Bill Ferriter of The Tempered Radical surprises us with his critique of the current trend of assigning "mentors" to beginning teachers. In fact, on one day in particular, he found himself "fed up" with the state of teacher leadership.
Bellringers gives us a top 5 countdown to self-irrelevancy. (Number 3 puts things into perspective...)
The UK based Scenes from the Battleground takes us back to the year halcyon year of 1947 in order to show us that the more things change, the more they remain the same!
Band director Joel is coming to realize one of the Teaching Life's undeniable truths... things slow down!
And now we learn that in some areas, teachers aren't even permitted to run a copying machine.
Behold. All is not lost. It is possible for a school to get off of the NCLB
Anybody who has ever taught in a public school knows the monster what many teachers dread most. And the dreaded monster has little or nothing to do with students...
It's true. No matter how old one is, a person never forgets his or her first man teacher!
I've been seeing the term "21CL" off-and-on for some time. Now I finally know what it means, while I'm still learning new meanings for the expression "to cover the material."
Our long-time friend Henry Cate over at Why Homeschool points us in the direction of some good online teaching resources.
Interested in Shakespeare? Here's where to start!
If the kids aren't turning in their homework on time, Mrs. Bluebird has one idea that seems to work.
Testing And Technology:
Jean Mosher links to an informative New York Times article about the increasing numbers of school age children who are being taught online and the growing debate over its efficacy.
Carol of The Median Sib went to a workshop at Columbia University with pad and pencil in hand and shocked some of the other attendees who didn't seem to know what those two things were for.
Here's a roundup of computer software that is designed to help students with pronouncing English.
Over in Israel, teacher Muse has had a little first-hand experience with the perfidies of 21st century technology.
Here's a primer on using Wikis in the classroom.
And what about those iPods in the classroom?
Unions and Collective Bargaining:
Here's what can happen when a large teacher's union no longer seems interested in protecting its membership and fostering a sense of relevance among those who financially support it.

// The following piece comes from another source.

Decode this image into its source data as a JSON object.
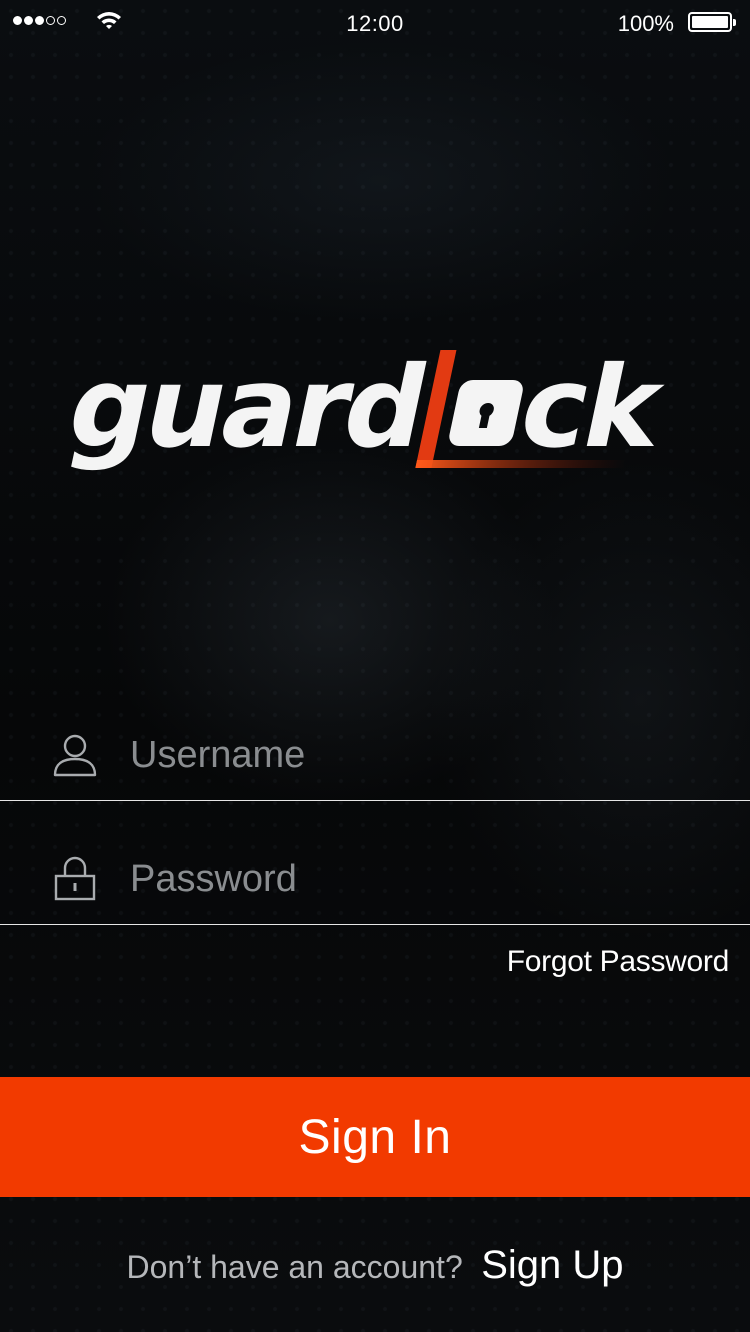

It's when I read stories like this one from New York City that make me wonder why (given the high cost of living and relatively low teaching salaries) anyone would want to teach in the Big Apple.
Darren of Right on the Left Coast received an annoying newsletter from a local College of Education that featured an even more annoying acronym. (When it comes to teacher education, do these people offer a better alternative?)
Motivating one's own children to read can be a challenge. Here's some thoughts on just how to overcome that challenge.
And now for something completely different: The substitute teachers' limerick. (Dark humor, perhaps?)
What would happen if the military were tasked with running magnet schools?
Maybe it is cheaper to send an American kid to a prestigious European university. But then again, maybe it's not.
Inside The Blogs:
What? Me worry?
Now... whatever you do... don't get hit in the head by an errant eraser, note book, or pom-pom... brain cells aren't forever!
Who would have thought that being "unreasonable" could be a good thing?
If as a parent you do hire a tutor or other after school help, here are a few tips for getting the most value for your hard-earned money.
Is a tax rebate in your EduFuture? Find out here.
And finally: This, like nearly all of our journeys around the EduSphere, has been both enjoyable and informative. We continue to thank all the contributors whose submissions make the midway's continuing success possible, the folks who give of their time to help spread the word, and the readers who continue to make it A Free Exchange of Thoughts and Ideas.
Labels: The Carnival Of Education